** Opening THE DATA block **

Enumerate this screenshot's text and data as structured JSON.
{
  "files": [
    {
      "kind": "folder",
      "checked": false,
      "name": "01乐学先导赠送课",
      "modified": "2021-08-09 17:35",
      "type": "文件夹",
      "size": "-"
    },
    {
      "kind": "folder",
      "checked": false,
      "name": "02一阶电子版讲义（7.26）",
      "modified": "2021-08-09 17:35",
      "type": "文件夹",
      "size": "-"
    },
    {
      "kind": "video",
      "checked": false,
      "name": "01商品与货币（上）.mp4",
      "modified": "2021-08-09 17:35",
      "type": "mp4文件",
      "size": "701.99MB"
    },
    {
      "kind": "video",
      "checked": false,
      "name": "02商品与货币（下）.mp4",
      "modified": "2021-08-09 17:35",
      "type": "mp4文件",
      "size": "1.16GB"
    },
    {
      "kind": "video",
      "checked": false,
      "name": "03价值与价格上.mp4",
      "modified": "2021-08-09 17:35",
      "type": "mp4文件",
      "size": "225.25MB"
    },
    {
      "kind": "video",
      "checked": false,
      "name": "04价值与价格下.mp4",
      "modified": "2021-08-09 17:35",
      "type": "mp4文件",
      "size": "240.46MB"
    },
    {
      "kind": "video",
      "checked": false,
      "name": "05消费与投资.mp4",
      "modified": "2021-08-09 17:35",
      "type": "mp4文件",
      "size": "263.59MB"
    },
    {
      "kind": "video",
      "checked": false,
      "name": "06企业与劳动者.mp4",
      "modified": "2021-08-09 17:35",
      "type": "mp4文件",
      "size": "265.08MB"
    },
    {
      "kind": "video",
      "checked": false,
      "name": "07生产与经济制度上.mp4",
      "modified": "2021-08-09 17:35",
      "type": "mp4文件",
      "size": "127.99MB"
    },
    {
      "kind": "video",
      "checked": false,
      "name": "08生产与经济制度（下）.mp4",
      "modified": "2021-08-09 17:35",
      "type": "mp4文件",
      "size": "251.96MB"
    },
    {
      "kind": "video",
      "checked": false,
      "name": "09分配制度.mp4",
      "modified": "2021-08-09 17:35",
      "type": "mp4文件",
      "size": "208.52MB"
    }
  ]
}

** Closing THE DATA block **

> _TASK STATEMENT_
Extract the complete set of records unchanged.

> _RESULT_
Enumerate this screenshot's text and data as structured JSON.
{
  "files": [
    {
      "kind": "folder",
      "checked": false,
      "name": "01乐学先导赠送课",
      "modified": "2021-08-09 17:35",
      "type": "文件夹",
      "size": "-"
    },
    {
      "kind": "folder",
      "checked": false,
      "name": "02一阶电子版讲义（7.26）",
      "modified": "2021-08-09 17:35",
      "type": "文件夹",
      "size": "-"
    },
    {
      "kind": "video",
      "checked": false,
      "name": "01商品与货币（上）.mp4",
      "modified": "2021-08-09 17:35",
      "type": "mp4文件",
      "size": "701.99MB"
    },
    {
      "kind": "video",
      "checked": false,
      "name": "02商品与货币（下）.mp4",
      "modified": "2021-08-09 17:35",
      "type": "mp4文件",
      "size": "1.16GB"
    },
    {
      "kind": "video",
      "checked": false,
      "name": "03价值与价格上.mp4",
      "modified": "2021-08-09 17:35",
      "type": "mp4文件",
      "size": "225.25MB"
    },
    {
      "kind": "video",
      "checked": false,
      "name": "04价值与价格下.mp4",
      "modified": "2021-08-09 17:35",
      "type": "mp4文件",
      "size": "240.46MB"
    },
    {
      "kind": "video",
      "checked": false,
      "name": "05消费与投资.mp4",
      "modified": "2021-08-09 17:35",
      "type": "mp4文件",
      "size": "263.59MB"
    },
    {
      "kind": "video",
      "checked": false,
      "name": "06企业与劳动者.mp4",
      "modified": "2021-08-09 17:35",
      "type": "mp4文件",
      "size": "265.08MB"
    },
    {
      "kind": "video",
      "checked": false,
      "name": "07生产与经济制度上.mp4",
      "modified": "2021-08-09 17:35",
      "type": "mp4文件",
      "size": "127.99MB"
    },
    {
      "kind": "video",
      "checked": false,
      "name": "08生产与经济制度（下）.mp4",
      "modified": "2021-08-09 17:35",
      "type": "mp4文件",
      "size": "251.96MB"
    },
    {
      "kind": "video",
      "checked": false,
      "name": "09分配制度.mp4",
      "modified": "2021-08-09 17:35",
      "type": "mp4文件",
      "size": "208.52MB"
    }
  ]
}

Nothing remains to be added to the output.